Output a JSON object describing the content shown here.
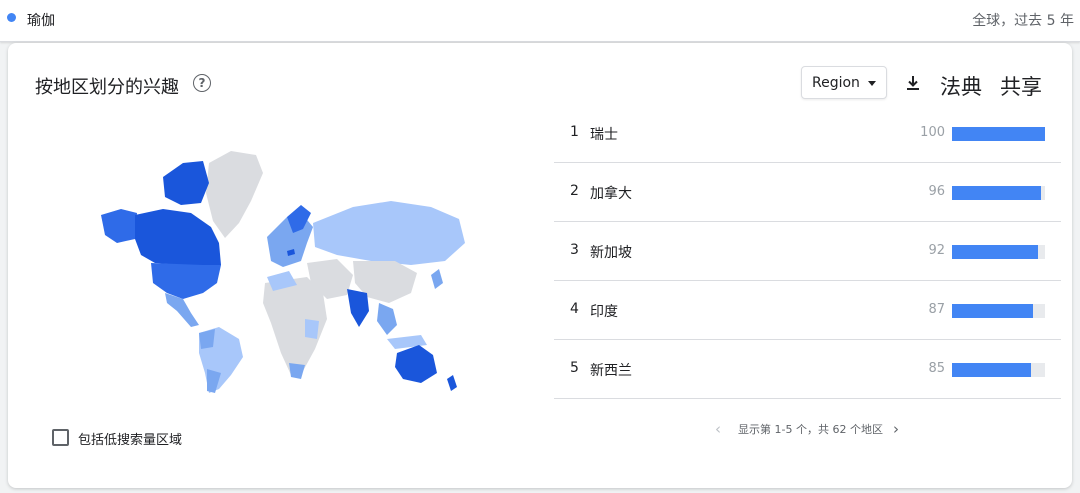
{
  "header": {
    "term": "瑜伽",
    "term_color": "#4285f4",
    "scope": "全球，过去 5 年"
  },
  "card": {
    "title": "按地区划分的兴趣",
    "help_icon": "help-circle-icon",
    "region_select": "Region",
    "download_icon": "download-icon",
    "embed_label": "法典",
    "share_label": "共享"
  },
  "map": {
    "colors": {
      "darkest": "#1a56db",
      "strong": "#2f6be8",
      "medium": "#7aa7f0",
      "light": "#a8c7fa",
      "nodata": "#dadce0"
    }
  },
  "ranking": [
    {
      "rank": "1",
      "name": "瑞士",
      "value": 100
    },
    {
      "rank": "2",
      "name": "加拿大",
      "value": 96
    },
    {
      "rank": "3",
      "name": "新加坡",
      "value": 92
    },
    {
      "rank": "4",
      "name": "印度",
      "value": 87
    },
    {
      "rank": "5",
      "name": "新西兰",
      "value": 85
    }
  ],
  "low_volume_label": "包括低搜索量区域",
  "pagination": {
    "text": "显示第 1-5 个，共 62 个地区",
    "prev_icon": "chevron-left-icon",
    "next_icon": "chevron-right-icon"
  }
}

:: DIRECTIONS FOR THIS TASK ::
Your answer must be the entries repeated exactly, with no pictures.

:: SOLUTION TO THIS PROBLEM ::
Output a JSON object describing the content shown here.
{
  "header": {
    "term": "瑜伽",
    "term_color": "#4285f4",
    "scope": "全球，过去 5 年"
  },
  "card": {
    "title": "按地区划分的兴趣",
    "help_icon": "help-circle-icon",
    "region_select": "Region",
    "download_icon": "download-icon",
    "embed_label": "法典",
    "share_label": "共享"
  },
  "map": {
    "colors": {
      "darkest": "#1a56db",
      "strong": "#2f6be8",
      "medium": "#7aa7f0",
      "light": "#a8c7fa",
      "nodata": "#dadce0"
    }
  },
  "ranking": [
    {
      "rank": "1",
      "name": "瑞士",
      "value": 100
    },
    {
      "rank": "2",
      "name": "加拿大",
      "value": 96
    },
    {
      "rank": "3",
      "name": "新加坡",
      "value": 92
    },
    {
      "rank": "4",
      "name": "印度",
      "value": 87
    },
    {
      "rank": "5",
      "name": "新西兰",
      "value": 85
    }
  ],
  "low_volume_label": "包括低搜索量区域",
  "pagination": {
    "text": "显示第 1-5 个，共 62 个地区",
    "prev_icon": "chevron-left-icon",
    "next_icon": "chevron-right-icon"
  }
}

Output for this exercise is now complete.